[Dataset rows describing interfaces]

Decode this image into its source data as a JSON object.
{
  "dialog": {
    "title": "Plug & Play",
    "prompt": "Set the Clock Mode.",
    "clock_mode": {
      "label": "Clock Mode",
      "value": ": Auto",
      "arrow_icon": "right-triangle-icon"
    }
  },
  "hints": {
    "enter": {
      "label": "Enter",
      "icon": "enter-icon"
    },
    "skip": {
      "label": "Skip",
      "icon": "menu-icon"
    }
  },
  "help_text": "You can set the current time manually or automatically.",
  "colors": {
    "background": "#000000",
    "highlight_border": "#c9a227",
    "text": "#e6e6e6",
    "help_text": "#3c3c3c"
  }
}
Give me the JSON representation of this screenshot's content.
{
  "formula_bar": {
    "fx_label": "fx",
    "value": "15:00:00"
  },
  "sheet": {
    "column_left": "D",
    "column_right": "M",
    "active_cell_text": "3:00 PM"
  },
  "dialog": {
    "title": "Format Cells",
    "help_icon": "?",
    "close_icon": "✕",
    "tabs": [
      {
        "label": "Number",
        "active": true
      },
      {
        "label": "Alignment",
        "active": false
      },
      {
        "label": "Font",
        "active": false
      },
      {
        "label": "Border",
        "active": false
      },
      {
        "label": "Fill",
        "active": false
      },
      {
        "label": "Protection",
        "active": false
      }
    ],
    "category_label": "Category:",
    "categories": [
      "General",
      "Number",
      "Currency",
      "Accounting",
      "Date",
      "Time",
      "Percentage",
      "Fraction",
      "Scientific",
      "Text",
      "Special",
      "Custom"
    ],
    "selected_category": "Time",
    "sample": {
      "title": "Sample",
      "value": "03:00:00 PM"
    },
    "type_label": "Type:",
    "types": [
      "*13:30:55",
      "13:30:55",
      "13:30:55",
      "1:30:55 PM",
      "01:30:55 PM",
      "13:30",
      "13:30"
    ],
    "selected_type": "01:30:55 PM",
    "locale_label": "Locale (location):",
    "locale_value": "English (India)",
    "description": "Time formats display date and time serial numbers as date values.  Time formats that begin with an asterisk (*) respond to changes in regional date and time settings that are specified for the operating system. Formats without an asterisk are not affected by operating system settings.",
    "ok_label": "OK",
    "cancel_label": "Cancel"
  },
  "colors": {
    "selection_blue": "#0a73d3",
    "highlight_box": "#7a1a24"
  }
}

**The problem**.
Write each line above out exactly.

**Expected answer**.
Decode this image into its source data as a JSON object.
{
  "dialog": {
    "title": "Plug & Play",
    "prompt": "Set the Clock Mode.",
    "clock_mode": {
      "label": "Clock Mode",
      "value": ": Auto",
      "arrow_icon": "right-triangle-icon"
    }
  },
  "hints": {
    "enter": {
      "label": "Enter",
      "icon": "enter-icon"
    },
    "skip": {
      "label": "Skip",
      "icon": "menu-icon"
    }
  },
  "help_text": "You can set the current time manually or automatically.",
  "colors": {
    "background": "#000000",
    "highlight_border": "#c9a227",
    "text": "#e6e6e6",
    "help_text": "#3c3c3c"
  }
}
Give me the JSON representation of this screenshot's content.
{
  "formula_bar": {
    "fx_label": "fx",
    "value": "15:00:00"
  },
  "sheet": {
    "column_left": "D",
    "column_right": "M",
    "active_cell_text": "3:00 PM"
  },
  "dialog": {
    "title": "Format Cells",
    "help_icon": "?",
    "close_icon": "✕",
    "tabs": [
      {
        "label": "Number",
        "active": true
      },
      {
        "label": "Alignment",
        "active": false
      },
      {
        "label": "Font",
        "active": false
      },
      {
        "label": "Border",
        "active": false
      },
      {
        "label": "Fill",
        "active": false
      },
      {
        "label": "Protection",
        "active": false
      }
    ],
    "category_label": "Category:",
    "categories": [
      "General",
      "Number",
      "Currency",
      "Accounting",
      "Date",
      "Time",
      "Percentage",
      "Fraction",
      "Scientific",
      "Text",
      "Special",
      "Custom"
    ],
    "selected_category": "Time",
    "sample": {
      "title": "Sample",
      "value": "03:00:00 PM"
    },
    "type_label": "Type:",
    "types": [
      "*13:30:55",
      "13:30:55",
      "13:30:55",
      "1:30:55 PM",
      "01:30:55 PM",
      "13:30",
      "13:30"
    ],
    "selected_type": "01:30:55 PM",
    "locale_label": "Locale (location):",
    "locale_value": "English (India)",
    "description": "Time formats display date and time serial numbers as date values.  Time formats that begin with an asterisk (*) respond to changes in regional date and time settings that are specified for the operating system. Formats without an asterisk are not affected by operating system settings.",
    "ok_label": "OK",
    "cancel_label": "Cancel"
  },
  "colors": {
    "selection_blue": "#0a73d3",
    "highlight_box": "#7a1a24"
  }
}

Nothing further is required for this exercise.